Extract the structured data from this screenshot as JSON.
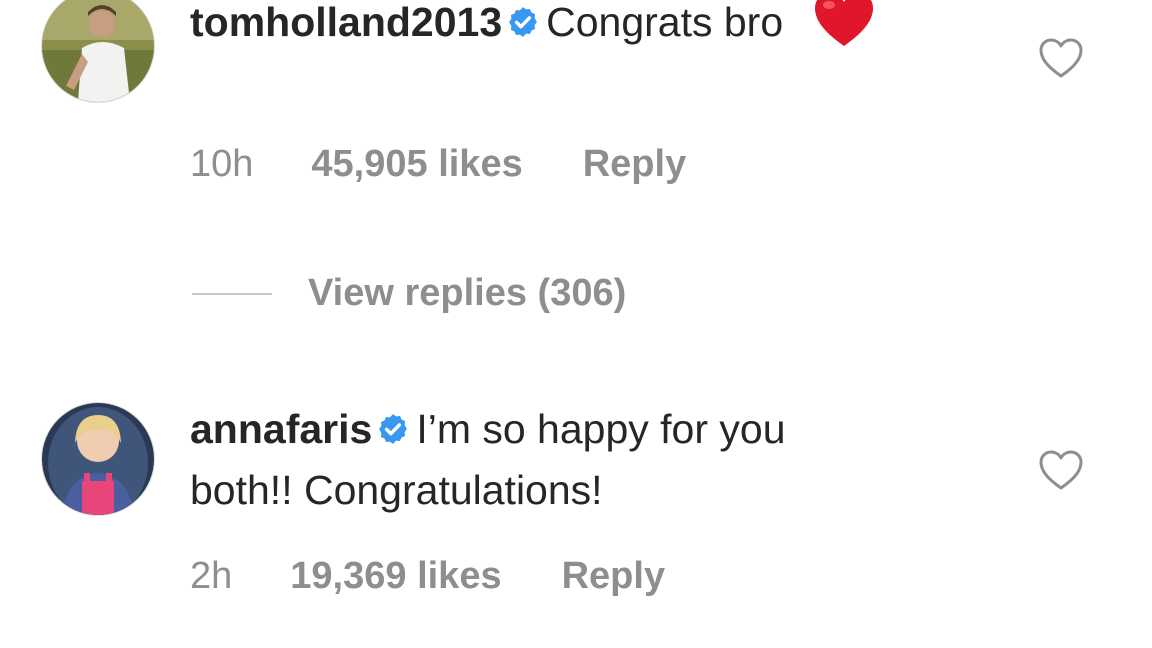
{
  "comments": [
    {
      "username": "tomholland2013",
      "verified": true,
      "text": "Congrats bro",
      "emoji": "❤️",
      "time": "10h",
      "likes": "45,905 likes",
      "reply_label": "Reply"
    },
    {
      "username": "annafaris",
      "verified": true,
      "text": "I’m so happy for you both!! Congratulations!",
      "time": "2h",
      "likes": "19,369 likes",
      "reply_label": "Reply"
    }
  ],
  "view_replies": "View replies (306)",
  "colors": {
    "text": "#262626",
    "meta": "#8e8e8e",
    "verified": "#3897f0",
    "heart_emoji": "#e0162b"
  },
  "icons": [
    "avatar",
    "verified-badge-icon",
    "heart-outline-icon",
    "red-heart-emoji"
  ]
}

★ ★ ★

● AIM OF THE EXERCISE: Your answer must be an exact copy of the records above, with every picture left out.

● RESPONSE TO THIS TASK:
Extract the structured data from this screenshot as JSON.
{
  "comments": [
    {
      "username": "tomholland2013",
      "verified": true,
      "text": "Congrats bro",
      "emoji": "❤️",
      "time": "10h",
      "likes": "45,905 likes",
      "reply_label": "Reply"
    },
    {
      "username": "annafaris",
      "verified": true,
      "text": "I’m so happy for you both!! Congratulations!",
      "time": "2h",
      "likes": "19,369 likes",
      "reply_label": "Reply"
    }
  ],
  "view_replies": "View replies (306)",
  "colors": {
    "text": "#262626",
    "meta": "#8e8e8e",
    "verified": "#3897f0",
    "heart_emoji": "#e0162b"
  },
  "icons": [
    "avatar",
    "verified-badge-icon",
    "heart-outline-icon",
    "red-heart-emoji"
  ]
}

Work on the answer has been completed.